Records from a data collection
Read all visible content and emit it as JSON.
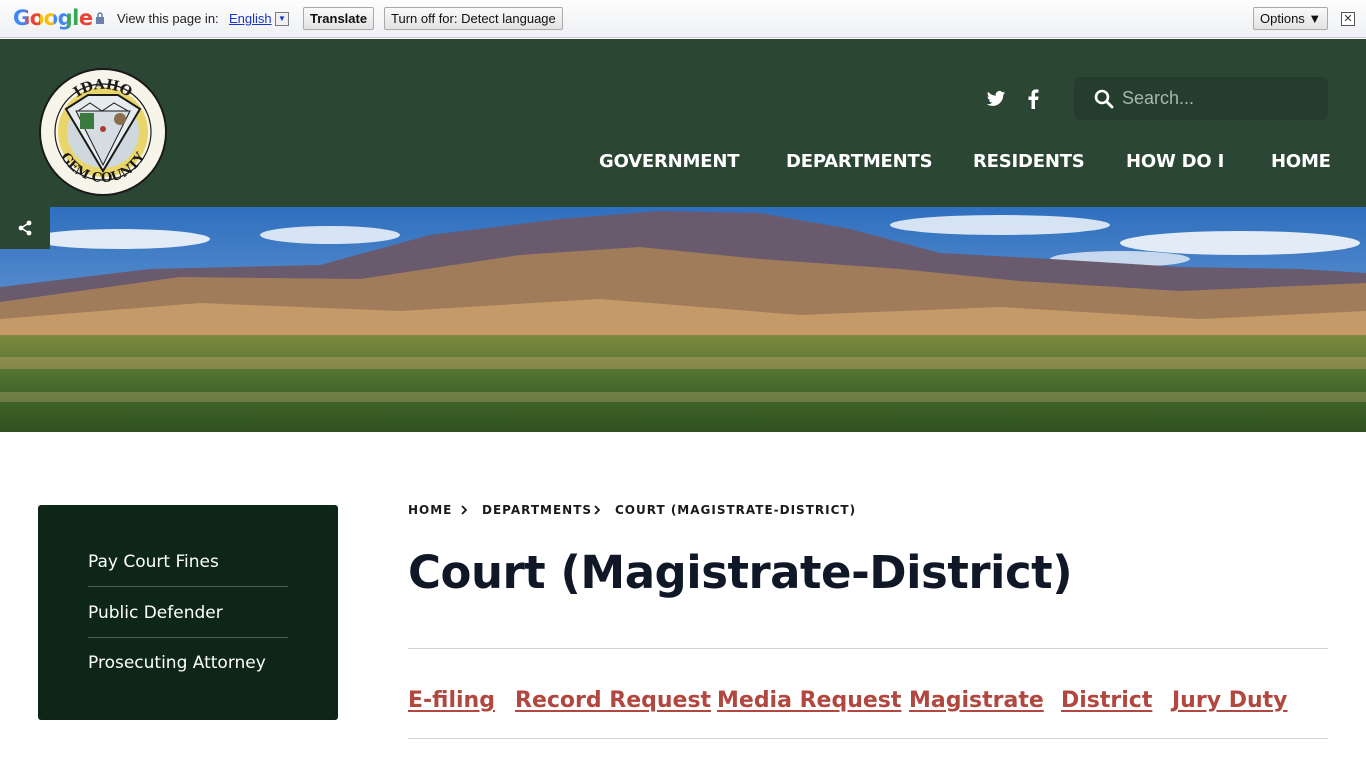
{
  "translate_bar": {
    "logo": "Google",
    "view_label": "View this page in:",
    "language": "English",
    "translate_button": "Translate",
    "turn_off_button": "Turn off for: Detect language",
    "options_button": "Options ▼",
    "close_symbol": "✕"
  },
  "header": {
    "seal_top_text": "IDAHO",
    "seal_bottom_text": "GEM COUNTY",
    "search_placeholder": "Search...",
    "nav": [
      "GOVERNMENT",
      "DEPARTMENTS",
      "RESIDENTS",
      "HOW DO I",
      "HOME"
    ],
    "icons": {
      "twitter": "twitter-icon",
      "facebook": "facebook-icon",
      "search": "search-icon",
      "share": "share-icon"
    }
  },
  "sidebar": {
    "items": [
      "Pay Court Fines",
      "Public Defender",
      "Prosecuting Attorney"
    ]
  },
  "breadcrumb": {
    "items": [
      "HOME",
      "DEPARTMENTS",
      "COURT (MAGISTRATE-DISTRICT)"
    ]
  },
  "page_title": "Court (Magistrate-District)",
  "tabs": [
    "E-filing",
    "Record Request",
    "Media Request",
    "Magistrate",
    "District",
    "Jury Duty"
  ],
  "colors": {
    "header_green": "#2c4634",
    "sidebar_green": "#0d2617",
    "link_red": "#b2473f",
    "title_dark": "#101828"
  }
}
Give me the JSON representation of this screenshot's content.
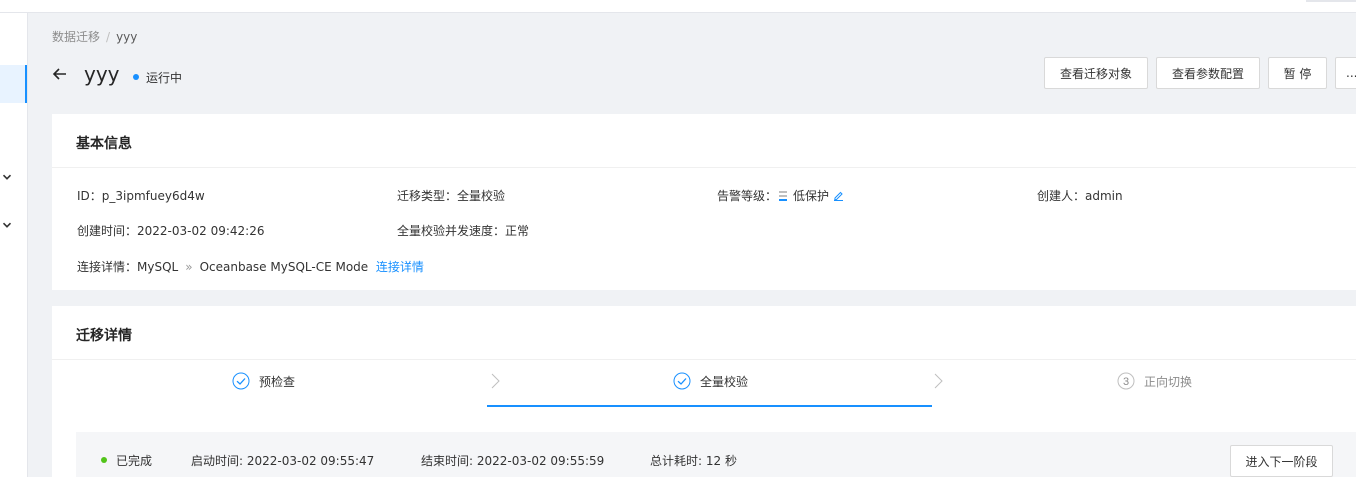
{
  "breadcrumb": {
    "parent": "数据迁移",
    "separator": "/",
    "current": "yyy"
  },
  "header": {
    "title": "yyy",
    "status": "运行中",
    "status_color": "#1890ff",
    "buttons": {
      "view_objects": "查看迁移对象",
      "view_params": "查看参数配置",
      "pause": "暂 停",
      "more": "..."
    }
  },
  "basic_info": {
    "title": "基本信息",
    "id_label": "ID：",
    "id_value": "p_3ipmfuey6d4w",
    "type_label": "迁移类型：",
    "type_value": "全量校验",
    "alarm_label": "告警等级：",
    "alarm_value": "低保护",
    "creator_label": "创建人：",
    "creator_value": "admin",
    "created_label": "创建时间：",
    "created_value": "2022-03-02 09:42:26",
    "speed_label": "全量校验并发速度：",
    "speed_value": "正常",
    "conn_label": "连接详情：",
    "conn_source": "MySQL",
    "conn_arrow": "»",
    "conn_target": "Oceanbase MySQL-CE Mode",
    "conn_link": "连接详情"
  },
  "migration_detail": {
    "title": "迁移详情",
    "steps": [
      {
        "label": "预检查",
        "state": "done"
      },
      {
        "label": "全量校验",
        "state": "done"
      },
      {
        "label": "正向切换",
        "state": "wait",
        "number": "3"
      }
    ],
    "active_color": "#1890ff"
  },
  "stage_result": {
    "status": "已完成",
    "status_color": "#52c41a",
    "start": "启动时间: 2022-03-02 09:55:47",
    "end": "结束时间: 2022-03-02 09:55:59",
    "duration": "总计耗时: 12 秒",
    "next_button": "进入下一阶段"
  }
}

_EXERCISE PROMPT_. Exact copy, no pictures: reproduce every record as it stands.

_WRITTEN REPLY_.
Read all visible content and emit it as JSON.
{
  "translate_bar": {
    "logo": "Google",
    "view_label": "View this page in:",
    "language": "English",
    "translate_button": "Translate",
    "turn_off_button": "Turn off for: Detect language",
    "options_button": "Options ▼",
    "close_symbol": "✕"
  },
  "header": {
    "seal_top_text": "IDAHO",
    "seal_bottom_text": "GEM COUNTY",
    "search_placeholder": "Search...",
    "nav": [
      "GOVERNMENT",
      "DEPARTMENTS",
      "RESIDENTS",
      "HOW DO I",
      "HOME"
    ],
    "icons": {
      "twitter": "twitter-icon",
      "facebook": "facebook-icon",
      "search": "search-icon",
      "share": "share-icon"
    }
  },
  "sidebar": {
    "items": [
      "Pay Court Fines",
      "Public Defender",
      "Prosecuting Attorney"
    ]
  },
  "breadcrumb": {
    "items": [
      "HOME",
      "DEPARTMENTS",
      "COURT (MAGISTRATE-DISTRICT)"
    ]
  },
  "page_title": "Court (Magistrate-District)",
  "tabs": [
    "E-filing",
    "Record Request",
    "Media Request",
    "Magistrate",
    "District",
    "Jury Duty"
  ],
  "colors": {
    "header_green": "#2c4634",
    "sidebar_green": "#0d2617",
    "link_red": "#b2473f",
    "title_dark": "#101828"
  }
}
Give me the JSON representation of this screenshot's content.
{
  "breadcrumb": {
    "parent": "数据迁移",
    "separator": "/",
    "current": "yyy"
  },
  "header": {
    "title": "yyy",
    "status": "运行中",
    "status_color": "#1890ff",
    "buttons": {
      "view_objects": "查看迁移对象",
      "view_params": "查看参数配置",
      "pause": "暂 停",
      "more": "..."
    }
  },
  "basic_info": {
    "title": "基本信息",
    "id_label": "ID：",
    "id_value": "p_3ipmfuey6d4w",
    "type_label": "迁移类型：",
    "type_value": "全量校验",
    "alarm_label": "告警等级：",
    "alarm_value": "低保护",
    "creator_label": "创建人：",
    "creator_value": "admin",
    "created_label": "创建时间：",
    "created_value": "2022-03-02 09:42:26",
    "speed_label": "全量校验并发速度：",
    "speed_value": "正常",
    "conn_label": "连接详情：",
    "conn_source": "MySQL",
    "conn_arrow": "»",
    "conn_target": "Oceanbase MySQL-CE Mode",
    "conn_link": "连接详情"
  },
  "migration_detail": {
    "title": "迁移详情",
    "steps": [
      {
        "label": "预检查",
        "state": "done"
      },
      {
        "label": "全量校验",
        "state": "done"
      },
      {
        "label": "正向切换",
        "state": "wait",
        "number": "3"
      }
    ],
    "active_color": "#1890ff"
  },
  "stage_result": {
    "status": "已完成",
    "status_color": "#52c41a",
    "start": "启动时间: 2022-03-02 09:55:47",
    "end": "结束时间: 2022-03-02 09:55:59",
    "duration": "总计耗时: 12 秒",
    "next_button": "进入下一阶段"
  }
}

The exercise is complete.